WHAT YOU SHOULD DO
Where a line of the entries holds the string "Installed", copy that line.

Entries from a dataset of interfaces
>>

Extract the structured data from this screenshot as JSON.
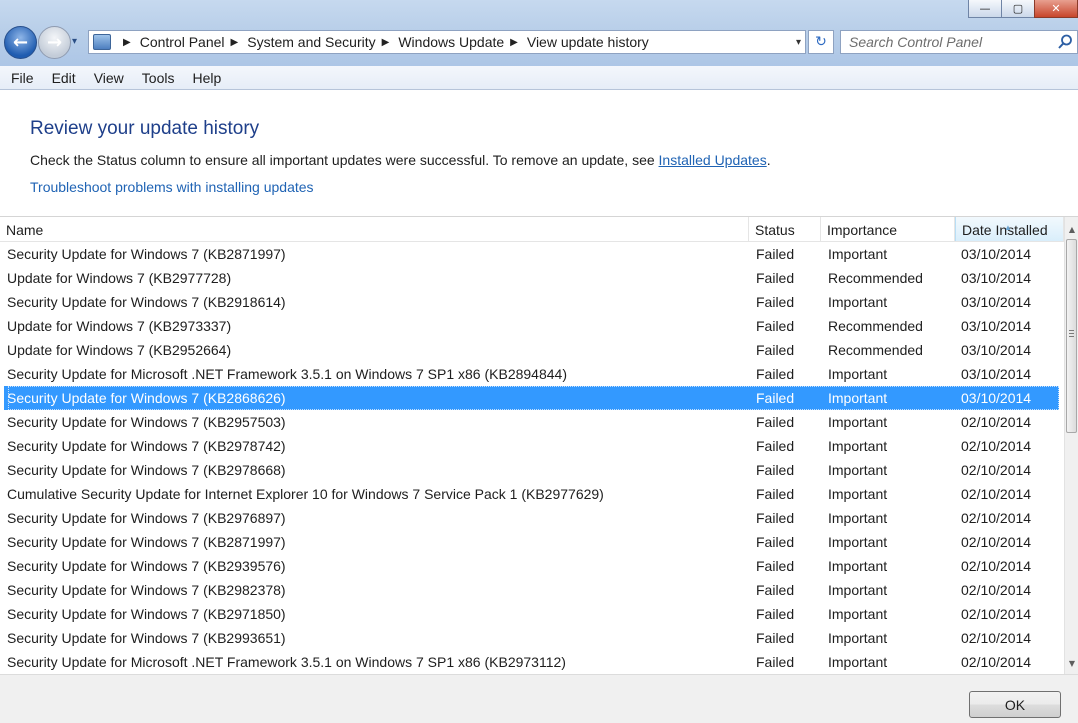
{
  "window": {
    "minimize_glyph": "—",
    "maximize_glyph": "▢",
    "close_glyph": "✕"
  },
  "nav": {
    "back_glyph": "←",
    "forward_glyph": "→",
    "history_glyph": "▾",
    "breadcrumb_sep": "▶",
    "breadcrumbs": [
      "Control Panel",
      "System and Security",
      "Windows Update",
      "View update history"
    ],
    "address_dropdown_glyph": "▾",
    "refresh_glyph": "↻"
  },
  "search": {
    "placeholder": "Search Control Panel"
  },
  "menu": {
    "items": [
      "File",
      "Edit",
      "View",
      "Tools",
      "Help"
    ]
  },
  "header": {
    "title": "Review your update history",
    "description_prefix": "Check the Status column to ensure all important updates were successful. To remove an update, see ",
    "description_link": "Installed Updates",
    "description_suffix": ".",
    "troubleshoot_link": "Troubleshoot problems with installing updates"
  },
  "table": {
    "columns": {
      "name": "Name",
      "status": "Status",
      "importance": "Importance",
      "date": "Date Installed"
    },
    "selected_row": 6,
    "rows": [
      {
        "name": "Security Update for Windows 7 (KB2871997)",
        "status": "Failed",
        "importance": "Important",
        "date": "03/10/2014"
      },
      {
        "name": "Update for Windows 7 (KB2977728)",
        "status": "Failed",
        "importance": "Recommended",
        "date": "03/10/2014"
      },
      {
        "name": "Security Update for Windows 7 (KB2918614)",
        "status": "Failed",
        "importance": "Important",
        "date": "03/10/2014"
      },
      {
        "name": "Update for Windows 7 (KB2973337)",
        "status": "Failed",
        "importance": "Recommended",
        "date": "03/10/2014"
      },
      {
        "name": "Update for Windows 7 (KB2952664)",
        "status": "Failed",
        "importance": "Recommended",
        "date": "03/10/2014"
      },
      {
        "name": "Security Update for Microsoft .NET Framework 3.5.1 on Windows 7 SP1 x86 (KB2894844)",
        "status": "Failed",
        "importance": "Important",
        "date": "03/10/2014"
      },
      {
        "name": "Security Update for Windows 7 (KB2868626)",
        "status": "Failed",
        "importance": "Important",
        "date": "03/10/2014"
      },
      {
        "name": "Security Update for Windows 7 (KB2957503)",
        "status": "Failed",
        "importance": "Important",
        "date": "02/10/2014"
      },
      {
        "name": "Security Update for Windows 7 (KB2978742)",
        "status": "Failed",
        "importance": "Important",
        "date": "02/10/2014"
      },
      {
        "name": "Security Update for Windows 7 (KB2978668)",
        "status": "Failed",
        "importance": "Important",
        "date": "02/10/2014"
      },
      {
        "name": "Cumulative Security Update for Internet Explorer 10 for Windows 7 Service Pack 1 (KB2977629)",
        "status": "Failed",
        "importance": "Important",
        "date": "02/10/2014"
      },
      {
        "name": "Security Update for Windows 7 (KB2976897)",
        "status": "Failed",
        "importance": "Important",
        "date": "02/10/2014"
      },
      {
        "name": "Security Update for Windows 7 (KB2871997)",
        "status": "Failed",
        "importance": "Important",
        "date": "02/10/2014"
      },
      {
        "name": "Security Update for Windows 7 (KB2939576)",
        "status": "Failed",
        "importance": "Important",
        "date": "02/10/2014"
      },
      {
        "name": "Security Update for Windows 7 (KB2982378)",
        "status": "Failed",
        "importance": "Important",
        "date": "02/10/2014"
      },
      {
        "name": "Security Update for Windows 7 (KB2971850)",
        "status": "Failed",
        "importance": "Important",
        "date": "02/10/2014"
      },
      {
        "name": "Security Update for Windows 7 (KB2993651)",
        "status": "Failed",
        "importance": "Important",
        "date": "02/10/2014"
      },
      {
        "name": "Security Update for Microsoft .NET Framework 3.5.1 on Windows 7 SP1 x86 (KB2973112)",
        "status": "Failed",
        "importance": "Important",
        "date": "02/10/2014"
      }
    ]
  },
  "scrollbar": {
    "up_glyph": "▲",
    "down_glyph": "▼"
  },
  "footer": {
    "ok_label": "OK"
  },
  "colors": {
    "selection": "#3399ff",
    "link": "#1f63b4",
    "heading": "#1e3f8a"
  }
}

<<

EXERCISE RESPONSE
    "description_link": "Installed Updates",
      "date": "Date Installed"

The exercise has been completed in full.